An alternative Scots version of "The Twelve Day of Christmas" was reported in use in Scotland in the first half of the 19th century, before finding its way into a collection of Popular Rhymes of Scotland published in 1847. Although there are a handful of similarities between this version and the version we’d sing today (“ducks a-merry laying” and “swans a-merry swimming” both make an appearance), relatively little of what we’d recognize remains intact. “The king sent his lady on the first Yule day,” is the new opening line, and many of the gifts are given in sets of three rather than as part of a larger 12-part sequence—but it’s what the gifts themselves are that is the most striking. Alongside the swans and ducks, the king sends his lady “a bull that was brown,” “a goose that was gray,” “three plovers,” “a papingo-aye” (an old Scots dialect word for a parrot, although occasionally translated as peacock)—and, just when things can’t get any stranger, “an Arabian baboon.”

Merriam-Webster Declares They Its Word of the Year

artisteer/iStock via Getty Images
artisteer/iStock via Getty Images

Merriam-Webster’s 2019 Word of the Year is one that you probably use about a dozen times a day: they.

It’s been a big year for the gender-neutral pronoun, whose definition in Merriam-Webster’s online dictionary was expanded to include its use as a singular nonbinary pronoun in September.

CNN notes that searches for they on the Merriam-Webster site have increased 313 percent over last year’s data, but the Word of the Year isn’t determined by growth alone.
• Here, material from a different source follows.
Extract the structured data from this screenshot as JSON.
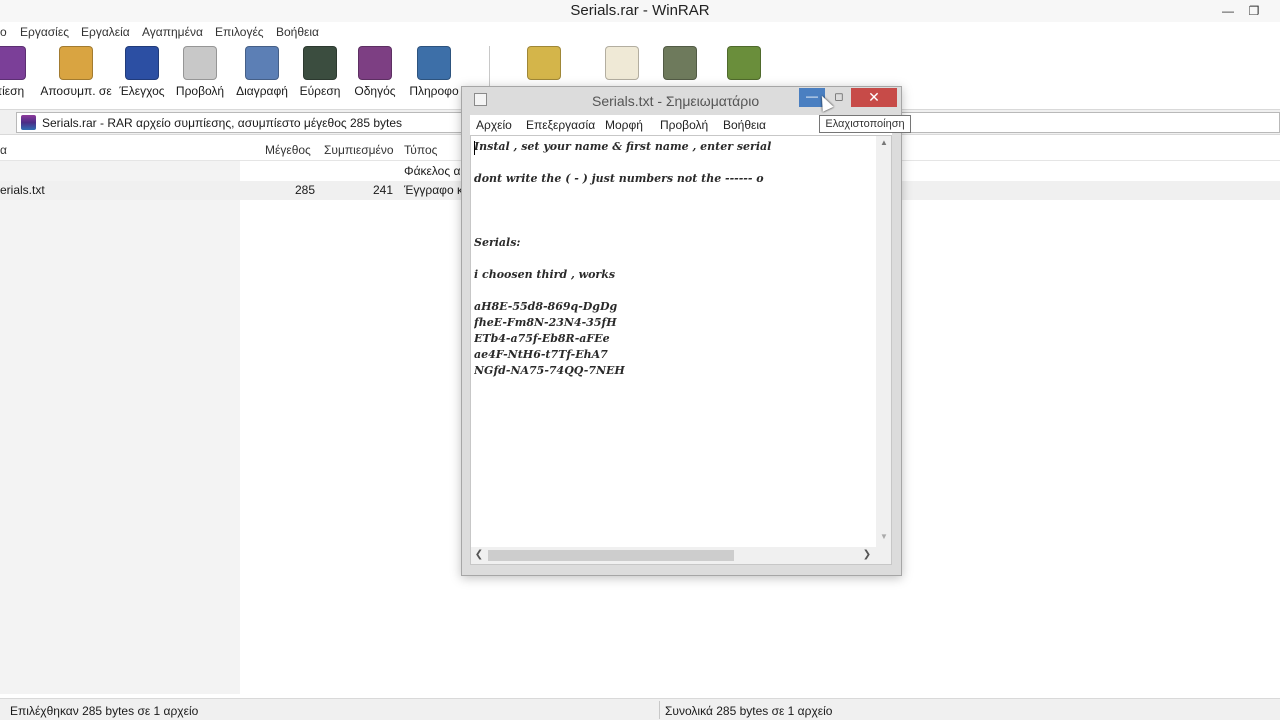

As Merriam-Webster senior editor and lexicographer Emily Brewster explained on WRSI, a word also needs to have considerable search spikes throughout the year in order to qualify.

“That says to us that a word is significant for that particular year; that it has some kind of important association with the actual year,” she said.

And they definitely had several landmark search spikes in 2019. According to CNN, look-ups peaked when nonbinary model Oslo Grace walked in Paris Fashion Week in January, when U.S. Congresswoman Pramila Jayapal disclosed that her child was gender-nonconforming in April, and during Pride celebrations around the world in June (this year was also the 50th anniversary of the Stonewall Riots). Many major style guides, including the Associated Press, have recognized they as an accepted singular pronoun in the past few years.

In addition to the Word of the Year, Merriam-Webster also published their top 10 most-searched terms, which paint an intriguing portrait of 2019 in review. There were political terms like quid pro quo, impeach, and clemency, the word the—which spiked after The Ohio State University tried to trademark it in August—and the enigmatic word camp, which baffled many a fashion blogger as the theme of the Met Gala in May.

[h/t CNN]

SECTIONS

arrow
LIVE SMARTER